17 May 2015
The fulcrum of whether or not to use microservices is the complexity of the system you're contemplating. The microservices approach is all about handling a complex system, but in order to do so the approach introduces its own set of complexities. When you use microservices you have to work on automated deployment, monitoring, dealing with failure, eventual consistency, and other factors that a distributed system introduces. There are well-known ways to cope with all this, but it's extra effort, and nobody I know in software development seems to have acres of free time.
Still the one of the most valuable architectural patterns I have encountered. Just what it says on the tin.
08 May 2015
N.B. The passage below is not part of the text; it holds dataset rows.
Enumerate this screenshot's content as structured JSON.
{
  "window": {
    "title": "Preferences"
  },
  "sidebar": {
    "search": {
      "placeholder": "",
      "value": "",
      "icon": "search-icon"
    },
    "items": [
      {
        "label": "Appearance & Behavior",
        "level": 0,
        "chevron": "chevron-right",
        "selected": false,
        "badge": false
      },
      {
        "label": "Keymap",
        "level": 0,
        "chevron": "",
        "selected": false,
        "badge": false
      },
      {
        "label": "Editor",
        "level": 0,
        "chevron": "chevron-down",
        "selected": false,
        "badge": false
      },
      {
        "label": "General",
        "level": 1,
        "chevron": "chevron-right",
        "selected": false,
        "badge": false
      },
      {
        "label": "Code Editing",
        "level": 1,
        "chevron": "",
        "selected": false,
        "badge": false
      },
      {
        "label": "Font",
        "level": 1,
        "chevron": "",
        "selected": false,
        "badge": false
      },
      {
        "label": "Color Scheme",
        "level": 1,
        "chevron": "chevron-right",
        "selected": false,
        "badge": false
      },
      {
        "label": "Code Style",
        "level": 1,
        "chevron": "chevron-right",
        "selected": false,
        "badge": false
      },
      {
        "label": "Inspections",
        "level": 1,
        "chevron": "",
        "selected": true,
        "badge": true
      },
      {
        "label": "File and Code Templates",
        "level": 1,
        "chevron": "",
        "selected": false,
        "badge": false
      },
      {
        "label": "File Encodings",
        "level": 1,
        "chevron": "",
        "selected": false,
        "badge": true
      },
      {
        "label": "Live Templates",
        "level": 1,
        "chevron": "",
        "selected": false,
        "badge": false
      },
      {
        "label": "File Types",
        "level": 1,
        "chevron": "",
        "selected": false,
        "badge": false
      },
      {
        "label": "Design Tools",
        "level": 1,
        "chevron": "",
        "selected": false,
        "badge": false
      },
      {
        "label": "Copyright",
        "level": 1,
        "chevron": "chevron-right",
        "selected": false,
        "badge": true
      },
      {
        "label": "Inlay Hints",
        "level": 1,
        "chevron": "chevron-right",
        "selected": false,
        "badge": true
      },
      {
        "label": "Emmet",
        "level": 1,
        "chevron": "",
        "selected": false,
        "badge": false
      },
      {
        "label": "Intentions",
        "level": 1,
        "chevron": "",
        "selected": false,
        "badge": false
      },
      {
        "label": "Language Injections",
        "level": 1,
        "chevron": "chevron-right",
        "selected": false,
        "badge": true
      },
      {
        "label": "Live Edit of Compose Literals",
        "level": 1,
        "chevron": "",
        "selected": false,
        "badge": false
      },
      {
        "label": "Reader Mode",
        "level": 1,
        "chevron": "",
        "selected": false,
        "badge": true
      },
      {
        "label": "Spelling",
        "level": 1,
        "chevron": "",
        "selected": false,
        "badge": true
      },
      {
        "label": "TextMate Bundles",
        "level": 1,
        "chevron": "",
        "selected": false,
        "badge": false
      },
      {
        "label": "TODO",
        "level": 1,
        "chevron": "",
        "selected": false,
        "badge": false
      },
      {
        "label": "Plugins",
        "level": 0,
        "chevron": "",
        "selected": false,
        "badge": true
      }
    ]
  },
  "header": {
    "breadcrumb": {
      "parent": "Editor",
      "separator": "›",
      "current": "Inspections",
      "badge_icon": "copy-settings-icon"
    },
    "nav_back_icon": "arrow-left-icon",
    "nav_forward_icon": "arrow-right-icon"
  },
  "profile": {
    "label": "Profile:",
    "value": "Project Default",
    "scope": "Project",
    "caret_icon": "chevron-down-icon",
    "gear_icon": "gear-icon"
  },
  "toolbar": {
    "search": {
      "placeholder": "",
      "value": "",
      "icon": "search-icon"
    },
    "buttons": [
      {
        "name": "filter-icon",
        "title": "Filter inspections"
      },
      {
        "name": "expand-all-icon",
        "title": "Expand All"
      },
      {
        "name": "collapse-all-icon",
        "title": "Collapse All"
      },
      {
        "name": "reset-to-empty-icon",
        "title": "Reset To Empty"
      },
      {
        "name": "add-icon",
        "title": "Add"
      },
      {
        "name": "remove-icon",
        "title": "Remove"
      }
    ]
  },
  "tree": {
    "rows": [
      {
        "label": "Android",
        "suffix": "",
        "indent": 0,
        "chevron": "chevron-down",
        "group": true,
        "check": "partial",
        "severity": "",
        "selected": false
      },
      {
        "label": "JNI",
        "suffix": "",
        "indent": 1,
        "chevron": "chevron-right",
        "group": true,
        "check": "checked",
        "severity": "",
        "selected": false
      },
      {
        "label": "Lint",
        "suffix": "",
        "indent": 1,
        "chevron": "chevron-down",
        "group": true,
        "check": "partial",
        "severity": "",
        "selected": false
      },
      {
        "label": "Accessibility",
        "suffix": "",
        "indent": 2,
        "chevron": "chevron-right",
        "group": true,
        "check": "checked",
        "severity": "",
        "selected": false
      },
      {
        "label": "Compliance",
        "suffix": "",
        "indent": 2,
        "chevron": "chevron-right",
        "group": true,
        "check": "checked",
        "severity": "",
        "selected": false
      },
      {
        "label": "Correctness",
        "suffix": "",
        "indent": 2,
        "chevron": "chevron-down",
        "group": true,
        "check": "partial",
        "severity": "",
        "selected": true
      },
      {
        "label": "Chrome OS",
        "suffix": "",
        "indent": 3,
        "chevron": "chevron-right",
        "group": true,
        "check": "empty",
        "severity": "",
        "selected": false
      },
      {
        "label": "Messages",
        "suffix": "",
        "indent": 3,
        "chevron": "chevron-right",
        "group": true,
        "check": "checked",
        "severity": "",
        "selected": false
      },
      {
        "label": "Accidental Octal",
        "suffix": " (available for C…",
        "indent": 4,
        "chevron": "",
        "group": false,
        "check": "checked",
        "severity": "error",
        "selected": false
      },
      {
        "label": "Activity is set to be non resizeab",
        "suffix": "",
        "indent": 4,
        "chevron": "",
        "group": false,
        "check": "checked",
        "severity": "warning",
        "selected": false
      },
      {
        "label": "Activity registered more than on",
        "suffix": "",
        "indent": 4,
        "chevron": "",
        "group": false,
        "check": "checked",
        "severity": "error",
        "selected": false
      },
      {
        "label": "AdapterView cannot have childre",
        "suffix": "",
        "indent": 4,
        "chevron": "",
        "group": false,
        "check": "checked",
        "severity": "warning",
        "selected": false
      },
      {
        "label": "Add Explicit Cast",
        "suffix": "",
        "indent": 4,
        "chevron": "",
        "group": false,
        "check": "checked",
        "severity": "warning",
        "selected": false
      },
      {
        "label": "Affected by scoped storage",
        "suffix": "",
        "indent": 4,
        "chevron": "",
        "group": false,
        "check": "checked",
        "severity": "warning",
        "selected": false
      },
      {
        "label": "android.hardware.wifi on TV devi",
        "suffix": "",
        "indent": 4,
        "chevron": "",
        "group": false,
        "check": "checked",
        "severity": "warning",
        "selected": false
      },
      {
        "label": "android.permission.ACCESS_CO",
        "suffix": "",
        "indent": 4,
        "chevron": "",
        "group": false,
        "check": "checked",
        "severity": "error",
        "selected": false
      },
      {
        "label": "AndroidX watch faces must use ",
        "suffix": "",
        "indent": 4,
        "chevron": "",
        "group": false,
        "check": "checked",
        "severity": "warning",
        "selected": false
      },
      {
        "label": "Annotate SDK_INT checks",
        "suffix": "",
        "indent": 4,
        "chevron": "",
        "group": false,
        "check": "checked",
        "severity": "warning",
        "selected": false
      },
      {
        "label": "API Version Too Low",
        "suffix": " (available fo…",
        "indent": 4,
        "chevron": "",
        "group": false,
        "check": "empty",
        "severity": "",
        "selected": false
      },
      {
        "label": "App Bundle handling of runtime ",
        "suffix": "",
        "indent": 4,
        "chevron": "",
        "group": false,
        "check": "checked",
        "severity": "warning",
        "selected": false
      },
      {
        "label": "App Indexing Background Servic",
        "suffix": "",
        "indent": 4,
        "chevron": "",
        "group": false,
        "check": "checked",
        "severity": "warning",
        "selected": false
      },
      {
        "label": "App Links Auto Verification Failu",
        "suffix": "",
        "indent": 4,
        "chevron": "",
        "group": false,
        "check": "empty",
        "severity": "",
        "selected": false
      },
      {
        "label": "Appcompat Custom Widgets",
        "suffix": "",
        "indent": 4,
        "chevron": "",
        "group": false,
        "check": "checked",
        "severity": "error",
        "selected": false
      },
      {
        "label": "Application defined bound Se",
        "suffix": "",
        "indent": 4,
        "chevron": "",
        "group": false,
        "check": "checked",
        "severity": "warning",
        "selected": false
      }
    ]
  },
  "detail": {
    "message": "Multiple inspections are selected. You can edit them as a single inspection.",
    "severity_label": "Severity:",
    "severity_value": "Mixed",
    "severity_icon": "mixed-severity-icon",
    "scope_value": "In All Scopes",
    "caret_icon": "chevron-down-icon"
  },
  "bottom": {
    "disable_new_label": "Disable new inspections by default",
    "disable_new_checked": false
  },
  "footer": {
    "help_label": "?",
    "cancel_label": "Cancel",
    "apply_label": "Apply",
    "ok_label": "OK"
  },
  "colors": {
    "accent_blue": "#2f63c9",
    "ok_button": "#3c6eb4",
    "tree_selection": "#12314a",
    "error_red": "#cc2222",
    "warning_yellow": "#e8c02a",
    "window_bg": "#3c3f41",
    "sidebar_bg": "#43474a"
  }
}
Obviously the biggest problem with writing Python compared to Scala is that you have many fewer static guarantees about what the program does. I'm not going to sugarcoat this — it's a big disadvantage.
Most of the other advantages have to be understood in terms of this. If you value compile-time guarantees you may be tempted not to acknowledge the advantages. I think this is a mistake. If you really want to understand what makes writing Python appealing (or even fun), you have to be willing to suspend disbelief.
26 April 2015
React.js and its “IMGUI” inspired rendering model is exploding in popularity. After my talk at Clojure/West, several folks asked me about two seemingly separate discussion topics: Two-way Bindings and Cursors.
Both designs share a flaw born of a common desire: To automatically map user input back to data sources. When there’s a 1-to-1 mapping from data sources to user interfaces, this is appropriate. However, it’s not sufficient for the general case. In fact, it’s not sufficient for the common case.
Transformations of source data in to views beyond trivial editable fields is almost never reversible or equational.
26 April 2015
An article by Kevin Downey highlighting what some under utilized capabilities of Clojure’s reduce